WORK REQUIRED
Your answer should repeat every line of the records below in which the word "cube" appears.

*** INPUT MATERIAL Section Begins ***

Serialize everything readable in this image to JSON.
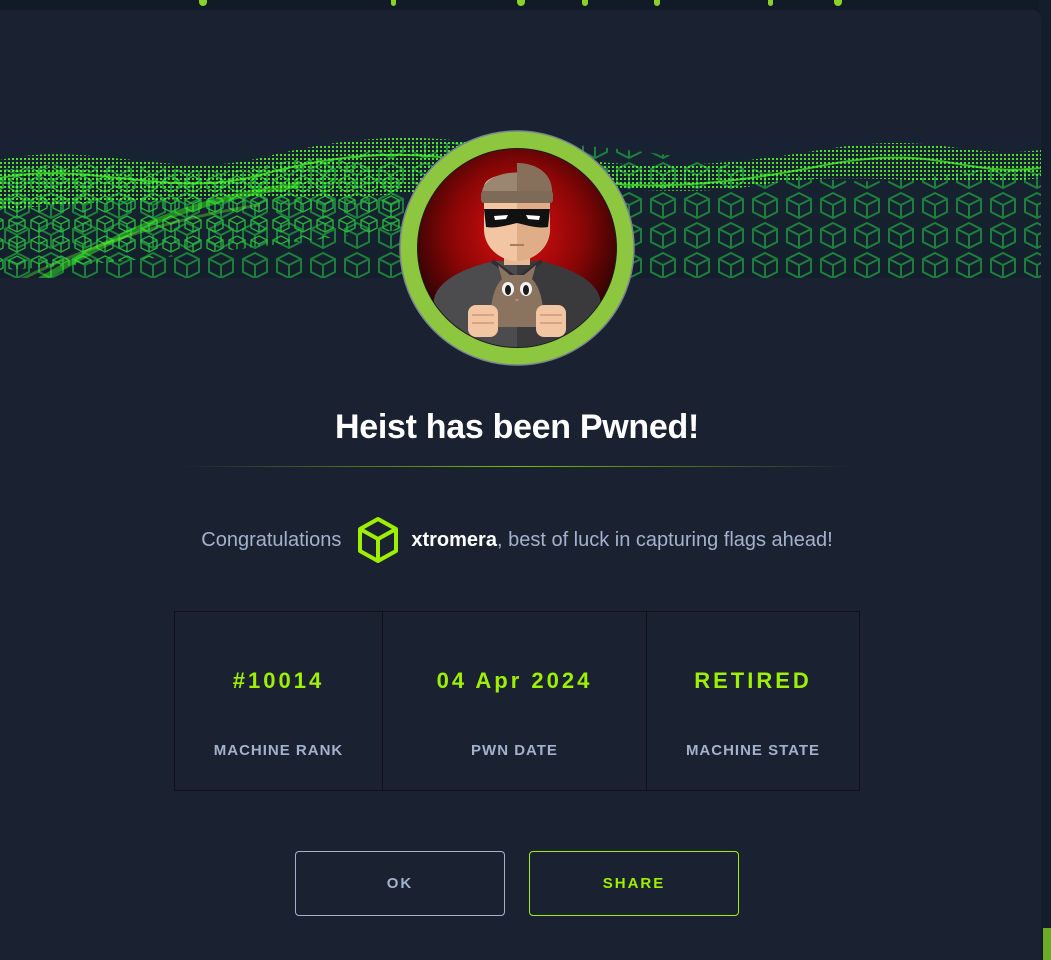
{
  "modal": {
    "title": "Heist has been Pwned!",
    "congrats_prefix": "Congratulations",
    "username": "xtromera",
    "congrats_suffix": ", best of luck in capturing flags ahead!"
  },
  "stats": [
    {
      "value": "#10014",
      "label": "MACHINE RANK"
    },
    {
      "value": "04 Apr 2024",
      "label": "PWN DATE"
    },
    {
      "value": "RETIRED",
      "label": "MACHINE STATE"
    }
  ],
  "buttons": {
    "ok_label": "OK",
    "share_label": "SHARE"
  },
  "icons": {
    "banner": "green-cube-wave-banner",
    "avatar": "heist-machine-avatar-thief-with-cat",
    "user": "hack-the-box-cube-icon"
  },
  "colors": {
    "accent": "#9fef00",
    "modal_background": "#1a2232",
    "page_background": "#0f1522",
    "muted_text": "#a4b1cd",
    "avatar_ring": "#8dc63f"
  }
}
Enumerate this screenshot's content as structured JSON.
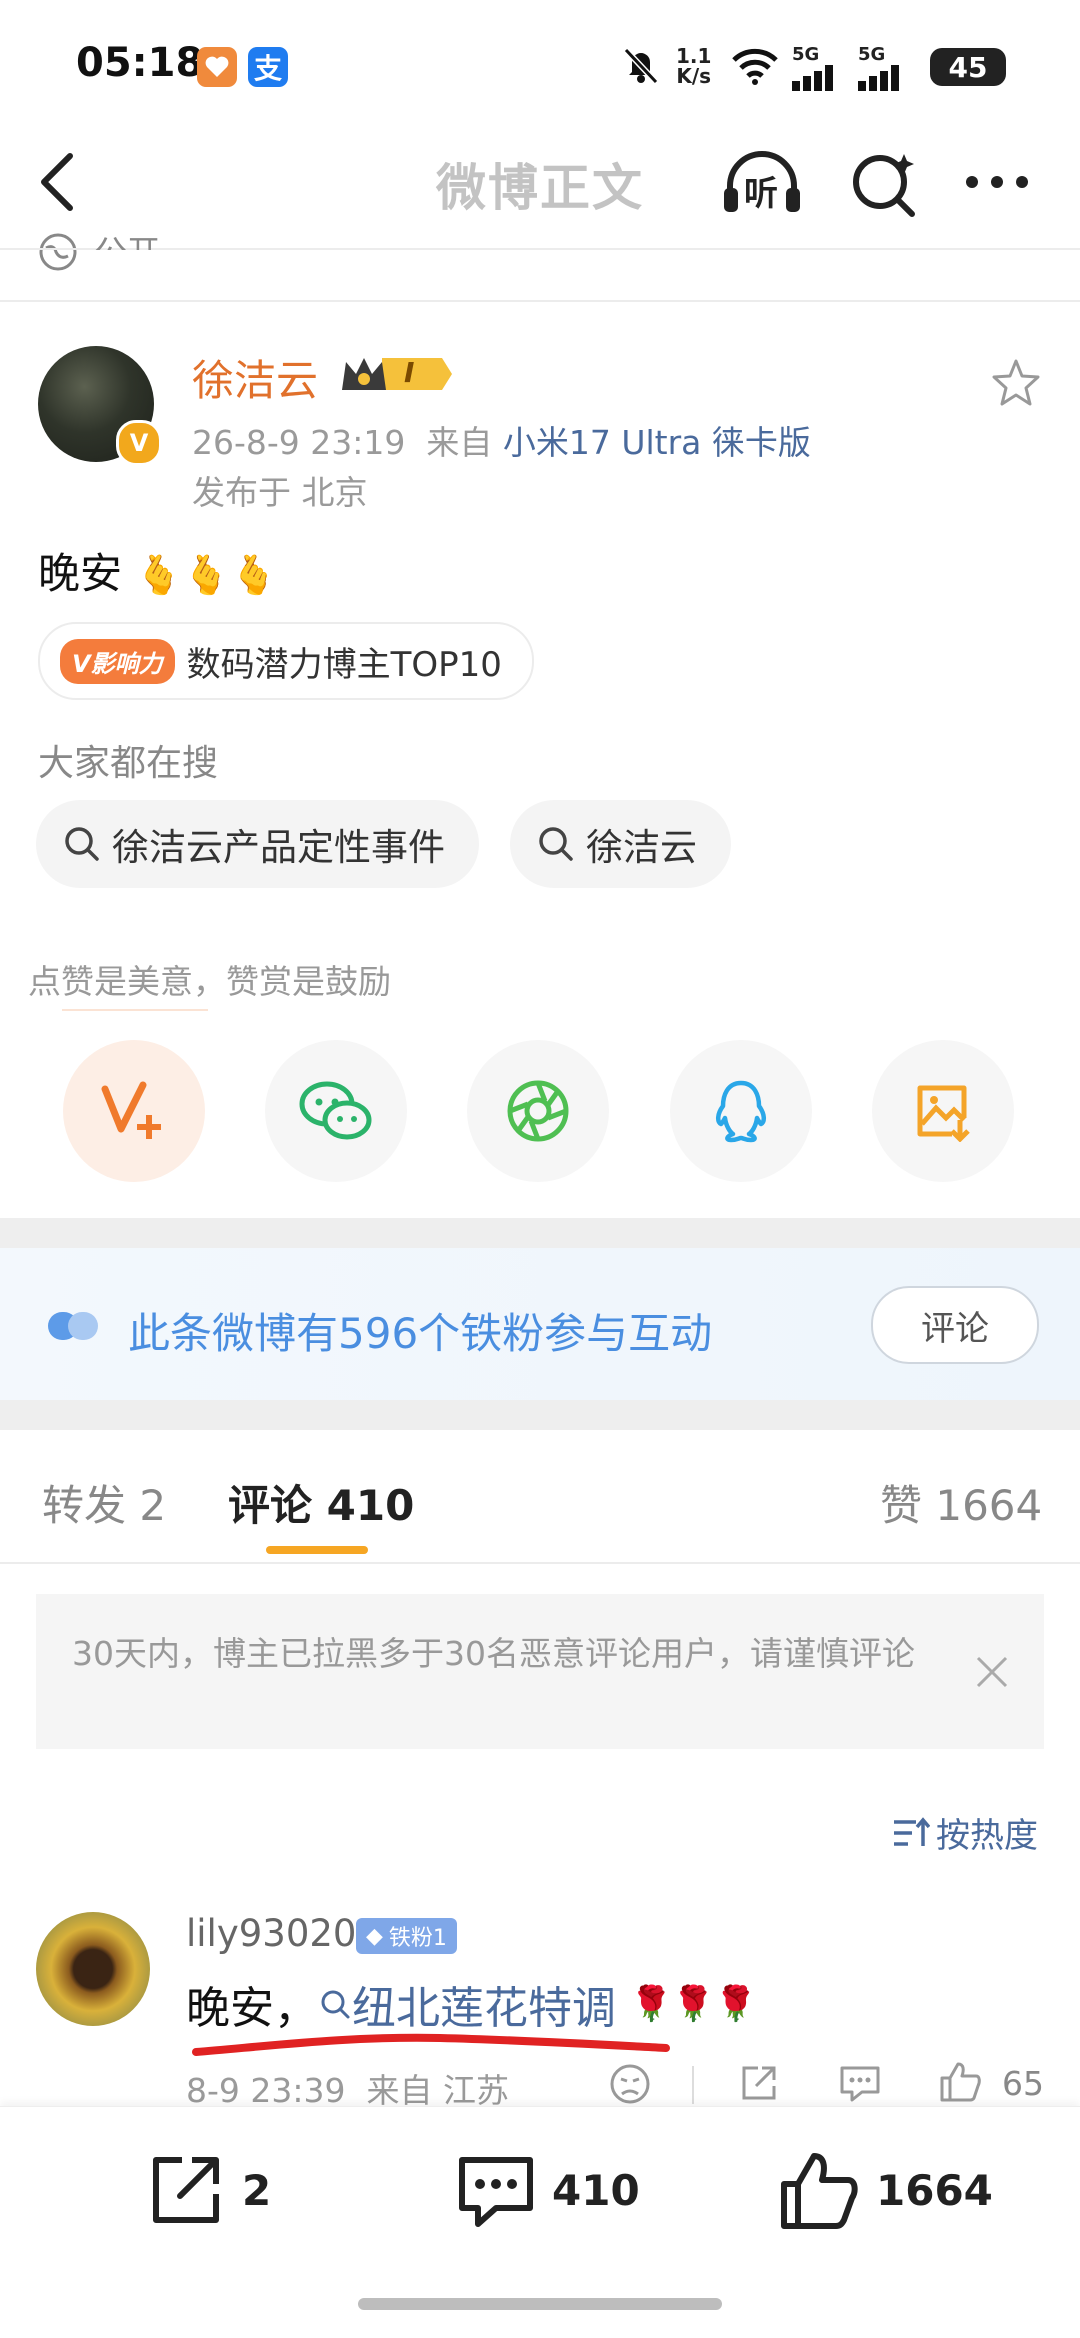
{
  "status_bar": {
    "time": "05:18",
    "network_speed_top": "1.1",
    "network_speed_unit": "K/s",
    "signal_1": "5G",
    "signal_2": "5G",
    "battery": "45",
    "alipay_char": "支"
  },
  "nav": {
    "title": "微博正文",
    "listen_label": "听"
  },
  "prev_visibility": "公开",
  "post": {
    "author": "徐洁云",
    "member_badge": "I",
    "time": "26-8-9 23:19",
    "source_prefix": "来自",
    "source": "小米17 Ultra 徕卡版",
    "location": "发布于 北京",
    "text": "晚安",
    "influence_badge": "V影响力",
    "influence_text": "数码潜力博主TOP10",
    "search_section": "大家都在搜",
    "search_tags": [
      "徐洁云产品定性事件",
      "徐洁云"
    ],
    "encourage": "点赞是美意，赞赏是鼓励"
  },
  "share_targets": [
    "reward-icon",
    "wechat-icon",
    "moments-icon",
    "qq-icon",
    "save-image-icon"
  ],
  "fan_banner": {
    "text": "此条微博有596个铁粉参与互动",
    "button": "评论"
  },
  "tabs": {
    "repost": "转发 2",
    "comment": "评论 410",
    "like": "赞 1664"
  },
  "notice": "30天内，博主已拉黑多于30名恶意评论用户，请谨慎评论",
  "sort_label": "按热度",
  "comment": {
    "user": "lily93020",
    "badge": "铁粉1",
    "text_prefix": "晚安，",
    "link": "纽北莲花特调",
    "time": "8-9 23:39",
    "source": "来自 江苏",
    "likes": "65"
  },
  "bottom_bar": {
    "repost": "2",
    "comment": "410",
    "like": "1664"
  },
  "colors": {
    "accent_orange": "#e1712c",
    "link_blue": "#4a6a9c",
    "tab_underline": "#f6a623",
    "banner_blue": "#4a8ee0"
  }
}
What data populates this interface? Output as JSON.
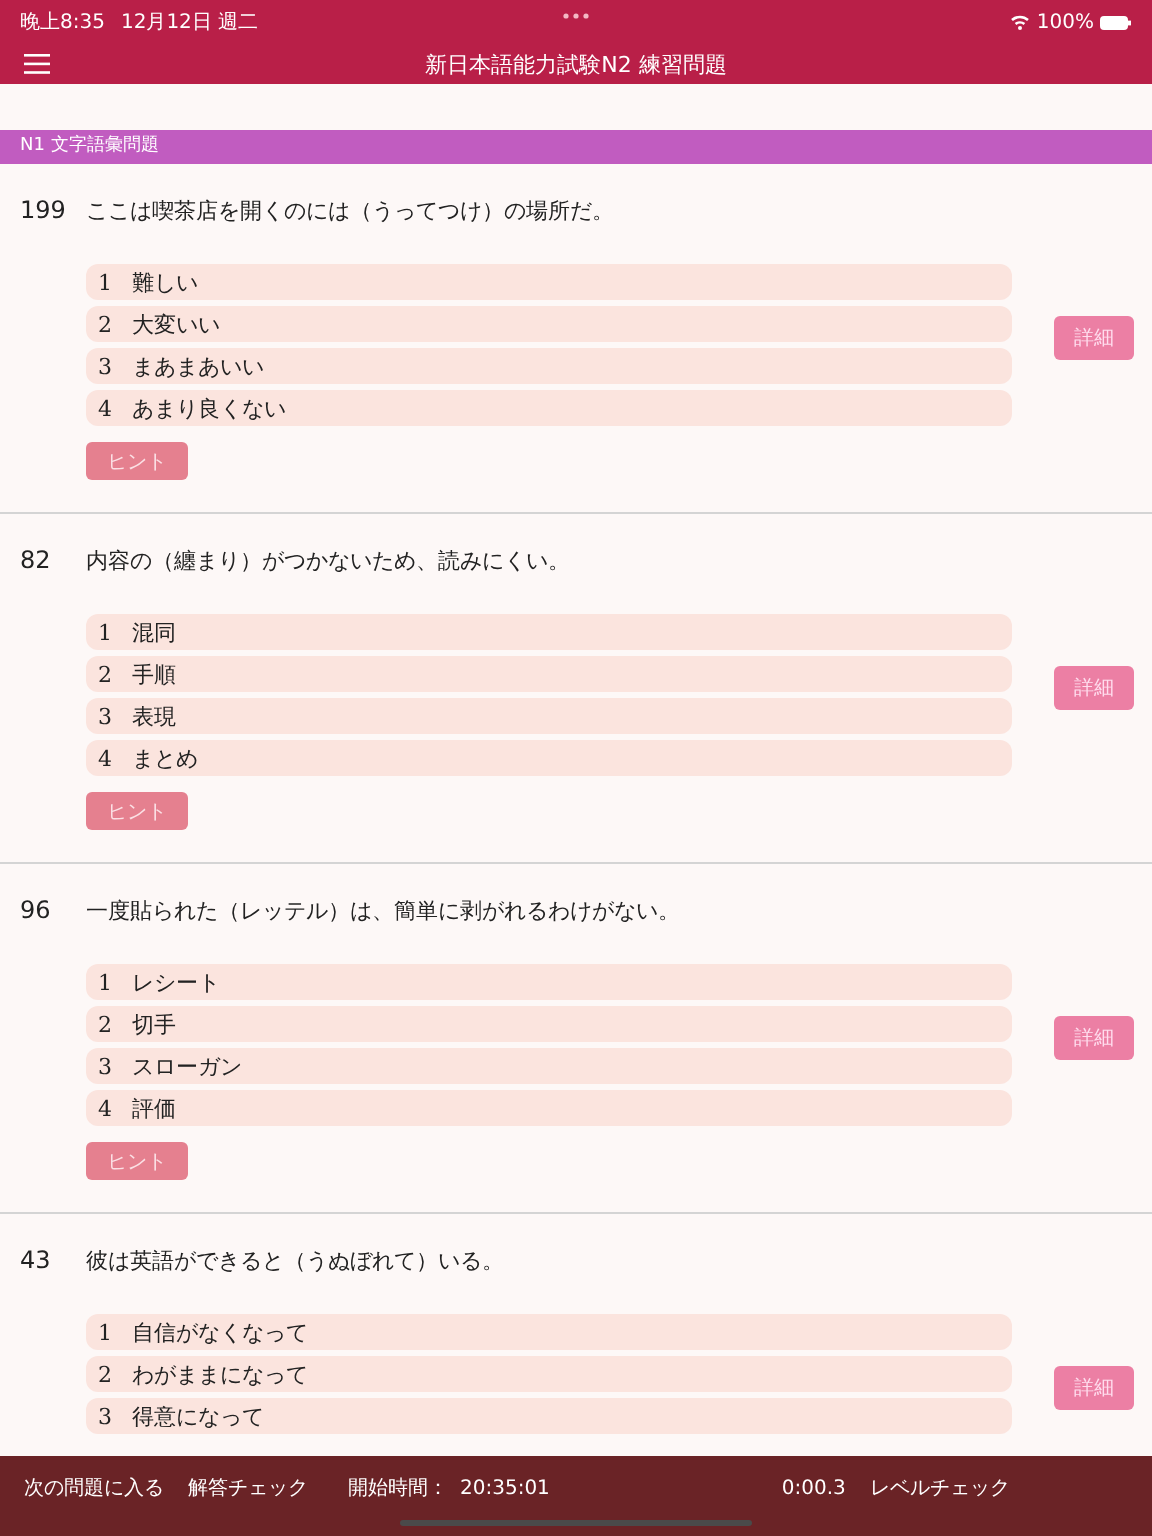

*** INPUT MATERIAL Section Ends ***

ANSWER TO THIS EXERCISE
    "banner": "green-cube-wave-banner",
    "user": "hack-the-box-cube-icon"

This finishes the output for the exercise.